* **About this task**: A word-for-word copy of the records below is needed, without the images.
┌────────
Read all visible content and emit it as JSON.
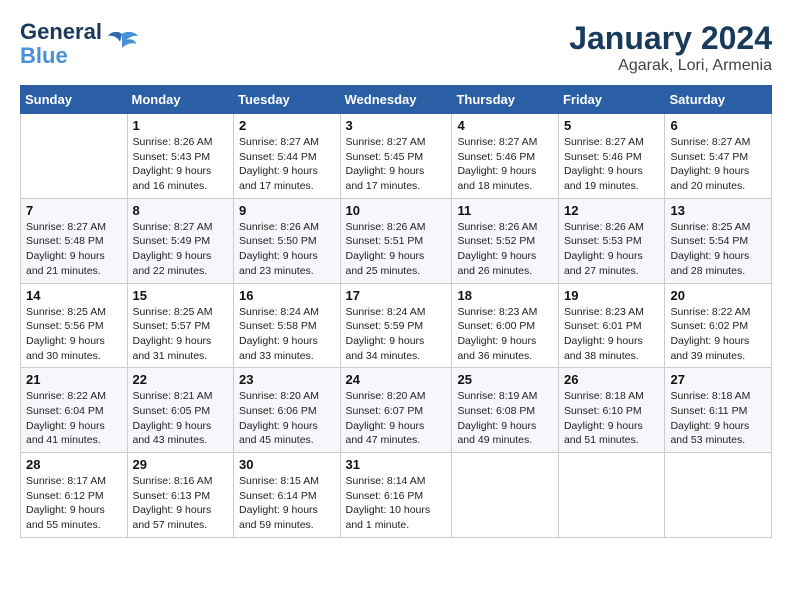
{
  "header": {
    "logo_line1": "General",
    "logo_line2": "Blue",
    "title": "January 2024",
    "subtitle": "Agarak, Lori, Armenia"
  },
  "columns": [
    "Sunday",
    "Monday",
    "Tuesday",
    "Wednesday",
    "Thursday",
    "Friday",
    "Saturday"
  ],
  "weeks": [
    [
      {
        "day": "",
        "info": ""
      },
      {
        "day": "1",
        "info": "Sunrise: 8:26 AM\nSunset: 5:43 PM\nDaylight: 9 hours\nand 16 minutes."
      },
      {
        "day": "2",
        "info": "Sunrise: 8:27 AM\nSunset: 5:44 PM\nDaylight: 9 hours\nand 17 minutes."
      },
      {
        "day": "3",
        "info": "Sunrise: 8:27 AM\nSunset: 5:45 PM\nDaylight: 9 hours\nand 17 minutes."
      },
      {
        "day": "4",
        "info": "Sunrise: 8:27 AM\nSunset: 5:46 PM\nDaylight: 9 hours\nand 18 minutes."
      },
      {
        "day": "5",
        "info": "Sunrise: 8:27 AM\nSunset: 5:46 PM\nDaylight: 9 hours\nand 19 minutes."
      },
      {
        "day": "6",
        "info": "Sunrise: 8:27 AM\nSunset: 5:47 PM\nDaylight: 9 hours\nand 20 minutes."
      }
    ],
    [
      {
        "day": "7",
        "info": "Sunrise: 8:27 AM\nSunset: 5:48 PM\nDaylight: 9 hours\nand 21 minutes."
      },
      {
        "day": "8",
        "info": "Sunrise: 8:27 AM\nSunset: 5:49 PM\nDaylight: 9 hours\nand 22 minutes."
      },
      {
        "day": "9",
        "info": "Sunrise: 8:26 AM\nSunset: 5:50 PM\nDaylight: 9 hours\nand 23 minutes."
      },
      {
        "day": "10",
        "info": "Sunrise: 8:26 AM\nSunset: 5:51 PM\nDaylight: 9 hours\nand 25 minutes."
      },
      {
        "day": "11",
        "info": "Sunrise: 8:26 AM\nSunset: 5:52 PM\nDaylight: 9 hours\nand 26 minutes."
      },
      {
        "day": "12",
        "info": "Sunrise: 8:26 AM\nSunset: 5:53 PM\nDaylight: 9 hours\nand 27 minutes."
      },
      {
        "day": "13",
        "info": "Sunrise: 8:25 AM\nSunset: 5:54 PM\nDaylight: 9 hours\nand 28 minutes."
      }
    ],
    [
      {
        "day": "14",
        "info": "Sunrise: 8:25 AM\nSunset: 5:56 PM\nDaylight: 9 hours\nand 30 minutes."
      },
      {
        "day": "15",
        "info": "Sunrise: 8:25 AM\nSunset: 5:57 PM\nDaylight: 9 hours\nand 31 minutes."
      },
      {
        "day": "16",
        "info": "Sunrise: 8:24 AM\nSunset: 5:58 PM\nDaylight: 9 hours\nand 33 minutes."
      },
      {
        "day": "17",
        "info": "Sunrise: 8:24 AM\nSunset: 5:59 PM\nDaylight: 9 hours\nand 34 minutes."
      },
      {
        "day": "18",
        "info": "Sunrise: 8:23 AM\nSunset: 6:00 PM\nDaylight: 9 hours\nand 36 minutes."
      },
      {
        "day": "19",
        "info": "Sunrise: 8:23 AM\nSunset: 6:01 PM\nDaylight: 9 hours\nand 38 minutes."
      },
      {
        "day": "20",
        "info": "Sunrise: 8:22 AM\nSunset: 6:02 PM\nDaylight: 9 hours\nand 39 minutes."
      }
    ],
    [
      {
        "day": "21",
        "info": "Sunrise: 8:22 AM\nSunset: 6:04 PM\nDaylight: 9 hours\nand 41 minutes."
      },
      {
        "day": "22",
        "info": "Sunrise: 8:21 AM\nSunset: 6:05 PM\nDaylight: 9 hours\nand 43 minutes."
      },
      {
        "day": "23",
        "info": "Sunrise: 8:20 AM\nSunset: 6:06 PM\nDaylight: 9 hours\nand 45 minutes."
      },
      {
        "day": "24",
        "info": "Sunrise: 8:20 AM\nSunset: 6:07 PM\nDaylight: 9 hours\nand 47 minutes."
      },
      {
        "day": "25",
        "info": "Sunrise: 8:19 AM\nSunset: 6:08 PM\nDaylight: 9 hours\nand 49 minutes."
      },
      {
        "day": "26",
        "info": "Sunrise: 8:18 AM\nSunset: 6:10 PM\nDaylight: 9 hours\nand 51 minutes."
      },
      {
        "day": "27",
        "info": "Sunrise: 8:18 AM\nSunset: 6:11 PM\nDaylight: 9 hours\nand 53 minutes."
      }
    ],
    [
      {
        "day": "28",
        "info": "Sunrise: 8:17 AM\nSunset: 6:12 PM\nDaylight: 9 hours\nand 55 minutes."
      },
      {
        "day": "29",
        "info": "Sunrise: 8:16 AM\nSunset: 6:13 PM\nDaylight: 9 hours\nand 57 minutes."
      },
      {
        "day": "30",
        "info": "Sunrise: 8:15 AM\nSunset: 6:14 PM\nDaylight: 9 hours\nand 59 minutes."
      },
      {
        "day": "31",
        "info": "Sunrise: 8:14 AM\nSunset: 6:16 PM\nDaylight: 10 hours\nand 1 minute."
      },
      {
        "day": "",
        "info": ""
      },
      {
        "day": "",
        "info": ""
      },
      {
        "day": "",
        "info": ""
      }
    ]
  ]
}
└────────
* **Task result**:
Read all visible content and emit it as JSON.
{
  "header": {
    "logo_line1": "General",
    "logo_line2": "Blue",
    "title": "January 2024",
    "subtitle": "Agarak, Lori, Armenia"
  },
  "columns": [
    "Sunday",
    "Monday",
    "Tuesday",
    "Wednesday",
    "Thursday",
    "Friday",
    "Saturday"
  ],
  "weeks": [
    [
      {
        "day": "",
        "info": ""
      },
      {
        "day": "1",
        "info": "Sunrise: 8:26 AM\nSunset: 5:43 PM\nDaylight: 9 hours\nand 16 minutes."
      },
      {
        "day": "2",
        "info": "Sunrise: 8:27 AM\nSunset: 5:44 PM\nDaylight: 9 hours\nand 17 minutes."
      },
      {
        "day": "3",
        "info": "Sunrise: 8:27 AM\nSunset: 5:45 PM\nDaylight: 9 hours\nand 17 minutes."
      },
      {
        "day": "4",
        "info": "Sunrise: 8:27 AM\nSunset: 5:46 PM\nDaylight: 9 hours\nand 18 minutes."
      },
      {
        "day": "5",
        "info": "Sunrise: 8:27 AM\nSunset: 5:46 PM\nDaylight: 9 hours\nand 19 minutes."
      },
      {
        "day": "6",
        "info": "Sunrise: 8:27 AM\nSunset: 5:47 PM\nDaylight: 9 hours\nand 20 minutes."
      }
    ],
    [
      {
        "day": "7",
        "info": "Sunrise: 8:27 AM\nSunset: 5:48 PM\nDaylight: 9 hours\nand 21 minutes."
      },
      {
        "day": "8",
        "info": "Sunrise: 8:27 AM\nSunset: 5:49 PM\nDaylight: 9 hours\nand 22 minutes."
      },
      {
        "day": "9",
        "info": "Sunrise: 8:26 AM\nSunset: 5:50 PM\nDaylight: 9 hours\nand 23 minutes."
      },
      {
        "day": "10",
        "info": "Sunrise: 8:26 AM\nSunset: 5:51 PM\nDaylight: 9 hours\nand 25 minutes."
      },
      {
        "day": "11",
        "info": "Sunrise: 8:26 AM\nSunset: 5:52 PM\nDaylight: 9 hours\nand 26 minutes."
      },
      {
        "day": "12",
        "info": "Sunrise: 8:26 AM\nSunset: 5:53 PM\nDaylight: 9 hours\nand 27 minutes."
      },
      {
        "day": "13",
        "info": "Sunrise: 8:25 AM\nSunset: 5:54 PM\nDaylight: 9 hours\nand 28 minutes."
      }
    ],
    [
      {
        "day": "14",
        "info": "Sunrise: 8:25 AM\nSunset: 5:56 PM\nDaylight: 9 hours\nand 30 minutes."
      },
      {
        "day": "15",
        "info": "Sunrise: 8:25 AM\nSunset: 5:57 PM\nDaylight: 9 hours\nand 31 minutes."
      },
      {
        "day": "16",
        "info": "Sunrise: 8:24 AM\nSunset: 5:58 PM\nDaylight: 9 hours\nand 33 minutes."
      },
      {
        "day": "17",
        "info": "Sunrise: 8:24 AM\nSunset: 5:59 PM\nDaylight: 9 hours\nand 34 minutes."
      },
      {
        "day": "18",
        "info": "Sunrise: 8:23 AM\nSunset: 6:00 PM\nDaylight: 9 hours\nand 36 minutes."
      },
      {
        "day": "19",
        "info": "Sunrise: 8:23 AM\nSunset: 6:01 PM\nDaylight: 9 hours\nand 38 minutes."
      },
      {
        "day": "20",
        "info": "Sunrise: 8:22 AM\nSunset: 6:02 PM\nDaylight: 9 hours\nand 39 minutes."
      }
    ],
    [
      {
        "day": "21",
        "info": "Sunrise: 8:22 AM\nSunset: 6:04 PM\nDaylight: 9 hours\nand 41 minutes."
      },
      {
        "day": "22",
        "info": "Sunrise: 8:21 AM\nSunset: 6:05 PM\nDaylight: 9 hours\nand 43 minutes."
      },
      {
        "day": "23",
        "info": "Sunrise: 8:20 AM\nSunset: 6:06 PM\nDaylight: 9 hours\nand 45 minutes."
      },
      {
        "day": "24",
        "info": "Sunrise: 8:20 AM\nSunset: 6:07 PM\nDaylight: 9 hours\nand 47 minutes."
      },
      {
        "day": "25",
        "info": "Sunrise: 8:19 AM\nSunset: 6:08 PM\nDaylight: 9 hours\nand 49 minutes."
      },
      {
        "day": "26",
        "info": "Sunrise: 8:18 AM\nSunset: 6:10 PM\nDaylight: 9 hours\nand 51 minutes."
      },
      {
        "day": "27",
        "info": "Sunrise: 8:18 AM\nSunset: 6:11 PM\nDaylight: 9 hours\nand 53 minutes."
      }
    ],
    [
      {
        "day": "28",
        "info": "Sunrise: 8:17 AM\nSunset: 6:12 PM\nDaylight: 9 hours\nand 55 minutes."
      },
      {
        "day": "29",
        "info": "Sunrise: 8:16 AM\nSunset: 6:13 PM\nDaylight: 9 hours\nand 57 minutes."
      },
      {
        "day": "30",
        "info": "Sunrise: 8:15 AM\nSunset: 6:14 PM\nDaylight: 9 hours\nand 59 minutes."
      },
      {
        "day": "31",
        "info": "Sunrise: 8:14 AM\nSunset: 6:16 PM\nDaylight: 10 hours\nand 1 minute."
      },
      {
        "day": "",
        "info": ""
      },
      {
        "day": "",
        "info": ""
      },
      {
        "day": "",
        "info": ""
      }
    ]
  ]
}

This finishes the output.